My father had a habit of loudly “predicting” that a traffic light he was driving toward was about to turn green -- and when it did, he would let out a triumphant “yes!” underscored by a Tiger Woods-style fist-pump. He didn’t attribute these timely light-switches to chance, but to some telekinetic ability he “likely” had.
“What about the 10,000 times you had to come to a screeching halt when it didn’t switch?” I’d ask. He’d respond that lights do turn when he really needed them to.
I swear he wasn’t joking.
Related: 28 Best Habits to Have in Business
As seen with the sports fan who wears the same putrid pair of socks day after day while his team is on a winning streak -- so as not to disturb the divine order of things -- there’s a cave person inside each of us who believes we're creating outcomes that are, in fact, random and beyond our control. Psychologists call it “magical thinking” and a recent study from the University of Cologne, published in the journal Psychological Science, says that some rituals of irrational thinking may give people an edge, mainly by increasing self-efficacy.
But what about the cause-and-effect rituals that actually do serve us well, and reliably so? Recognized as such and nurtured, they can turn into quasi-religious habits that become the rails on which success arrives, time after time.

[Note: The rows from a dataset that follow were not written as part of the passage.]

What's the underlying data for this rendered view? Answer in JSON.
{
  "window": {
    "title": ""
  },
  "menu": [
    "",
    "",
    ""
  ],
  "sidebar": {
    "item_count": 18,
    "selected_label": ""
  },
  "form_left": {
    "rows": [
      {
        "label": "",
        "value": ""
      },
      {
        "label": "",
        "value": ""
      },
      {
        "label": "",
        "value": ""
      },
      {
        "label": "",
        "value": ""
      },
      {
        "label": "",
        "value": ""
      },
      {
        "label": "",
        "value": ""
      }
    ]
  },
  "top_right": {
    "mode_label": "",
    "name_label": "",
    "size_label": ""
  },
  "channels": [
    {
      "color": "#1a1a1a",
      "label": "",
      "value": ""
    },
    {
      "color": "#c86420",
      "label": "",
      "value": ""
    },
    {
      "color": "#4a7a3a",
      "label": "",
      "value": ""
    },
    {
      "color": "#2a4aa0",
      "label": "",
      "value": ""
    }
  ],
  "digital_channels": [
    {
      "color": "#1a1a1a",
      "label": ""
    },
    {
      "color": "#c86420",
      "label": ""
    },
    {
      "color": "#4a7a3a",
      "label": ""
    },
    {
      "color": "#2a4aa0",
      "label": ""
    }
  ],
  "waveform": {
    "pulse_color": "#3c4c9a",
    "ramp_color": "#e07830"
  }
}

Wendy Wood, a social psychologist at the University of Southern California, remarked at the American Psychological Association's 122nd Annual Convention how habits form through associative learning: "We find patterns of behavior that allow us to reach goals. We repeat what works, and when actions are repeated in a stable context, we form associations between cues and response.”
Particularly for those of us engaged in creative endeavors such as writing, speaking, teaching and designing, actively searching for those cues and rituals, ones that support a state of mind that can take us from impasse to insight, can yield big benefits.
Take Thomas Wolfe, the early 20th century novelist, who after one particularly fruitless writing session gave up and disrobed for bed. Finding his inspiration had returned, he got on with it and wrote with “amazing ease, speed and sureness,” until just before sunrise. Reflecting on this sudden burst of creative energy the next day, Wolfe realized that the jolt of inspiration came when he was staring out the window, absentmindedly playing with his genitals, producing such “a good male feeling,” that he relied on the technique from there on out to stoke his creative writing sessions.
Similarly, Patricia Highsmith, author of The Talented Mr. Ripley, got herself in the mood to write by staying in bed (often in a fetal position, according to her biographer), surrounded by cigarettes, ashtrays, doughnuts and mugs of coffee in the effort to create a pleasurable environment that suggested anything other than the discipline of doing work.
Poet Maya Angelou had her own ritual for being productive. Distracted by the pretty surroundings of her home, she’d made a habit of checking into a nearby Spartan hotel room with a basic bed and a wash basin every morning at 7, equipped with a dictionary, a Bible and a bottle of Sherry. She’d write there until about 2 p.m., when she went back home to take care of business around the house.
Inspired by real geniuses, we can start observing what the circumstances of our own successes are. Reverse-engineer what you are doing and how, down to your physical position along the way. Examine the environment for cues -- from opiates to nutrition to the time of day and your mood to your wardrobe. (I personally work best, showered, shaven and dressed for business.)
Examine everything. Find the pattern. Rinse and repeat.